→ **Excerpted data**

-------

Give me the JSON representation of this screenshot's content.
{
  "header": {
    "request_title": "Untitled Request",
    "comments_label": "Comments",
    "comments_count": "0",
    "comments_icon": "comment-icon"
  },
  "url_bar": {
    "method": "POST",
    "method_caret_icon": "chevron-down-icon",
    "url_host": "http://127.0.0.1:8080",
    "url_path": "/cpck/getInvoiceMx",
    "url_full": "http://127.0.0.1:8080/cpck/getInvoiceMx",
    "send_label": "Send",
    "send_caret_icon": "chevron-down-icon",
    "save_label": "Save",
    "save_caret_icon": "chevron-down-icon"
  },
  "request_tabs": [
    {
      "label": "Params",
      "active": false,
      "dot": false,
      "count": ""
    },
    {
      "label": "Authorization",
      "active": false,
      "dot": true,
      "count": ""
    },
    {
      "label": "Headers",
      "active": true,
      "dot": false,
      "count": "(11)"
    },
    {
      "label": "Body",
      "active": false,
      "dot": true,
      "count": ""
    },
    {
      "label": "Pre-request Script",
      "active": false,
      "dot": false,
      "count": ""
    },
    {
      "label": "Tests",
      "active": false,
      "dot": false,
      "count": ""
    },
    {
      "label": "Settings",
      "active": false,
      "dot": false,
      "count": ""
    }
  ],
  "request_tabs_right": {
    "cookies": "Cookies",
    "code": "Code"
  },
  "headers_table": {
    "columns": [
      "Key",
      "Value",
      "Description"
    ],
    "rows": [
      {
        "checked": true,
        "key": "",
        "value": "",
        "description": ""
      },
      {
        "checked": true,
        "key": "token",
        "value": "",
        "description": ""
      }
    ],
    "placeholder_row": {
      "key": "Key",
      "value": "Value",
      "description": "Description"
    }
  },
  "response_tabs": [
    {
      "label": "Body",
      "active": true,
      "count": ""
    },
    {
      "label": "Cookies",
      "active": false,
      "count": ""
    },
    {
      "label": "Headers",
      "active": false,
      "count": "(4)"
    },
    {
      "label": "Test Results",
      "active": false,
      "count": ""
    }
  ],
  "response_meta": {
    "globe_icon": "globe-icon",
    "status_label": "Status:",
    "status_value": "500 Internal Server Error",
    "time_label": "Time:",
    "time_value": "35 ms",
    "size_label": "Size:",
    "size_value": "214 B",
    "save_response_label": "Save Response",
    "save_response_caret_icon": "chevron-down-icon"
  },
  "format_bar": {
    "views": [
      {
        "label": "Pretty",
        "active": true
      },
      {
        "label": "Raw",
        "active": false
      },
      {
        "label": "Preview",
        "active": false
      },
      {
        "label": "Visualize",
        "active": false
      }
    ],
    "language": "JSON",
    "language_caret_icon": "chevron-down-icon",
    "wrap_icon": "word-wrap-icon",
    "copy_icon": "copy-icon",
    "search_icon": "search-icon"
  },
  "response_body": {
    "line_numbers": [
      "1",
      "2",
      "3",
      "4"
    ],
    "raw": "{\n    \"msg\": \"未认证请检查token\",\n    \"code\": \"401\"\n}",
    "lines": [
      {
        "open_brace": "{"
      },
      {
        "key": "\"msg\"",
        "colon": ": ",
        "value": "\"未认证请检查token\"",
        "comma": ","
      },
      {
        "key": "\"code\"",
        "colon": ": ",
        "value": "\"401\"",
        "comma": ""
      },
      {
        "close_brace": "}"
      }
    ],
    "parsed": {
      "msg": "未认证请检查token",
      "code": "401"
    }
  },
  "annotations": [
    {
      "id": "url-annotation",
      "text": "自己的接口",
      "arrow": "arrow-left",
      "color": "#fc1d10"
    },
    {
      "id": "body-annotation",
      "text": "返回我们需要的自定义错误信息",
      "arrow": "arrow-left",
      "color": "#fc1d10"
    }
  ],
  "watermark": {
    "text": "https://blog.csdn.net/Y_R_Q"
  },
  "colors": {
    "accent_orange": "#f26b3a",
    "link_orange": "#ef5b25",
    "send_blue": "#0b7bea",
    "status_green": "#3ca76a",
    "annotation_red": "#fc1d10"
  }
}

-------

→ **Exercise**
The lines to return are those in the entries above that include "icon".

→ **Answer below**
    "comments_icon": "comment-icon"
    "method_caret_icon": "chevron-down-icon",
    "send_caret_icon": "chevron-down-icon",
    "save_caret_icon": "chevron-down-icon"
    "globe_icon": "globe-icon",
    "save_response_caret_icon": "chevron-down-icon"
    "language_caret_icon": "chevron-down-icon",
    "wrap_icon": "word-wrap-icon",
    "copy_icon": "copy-icon",
    "search_icon": "search-icon"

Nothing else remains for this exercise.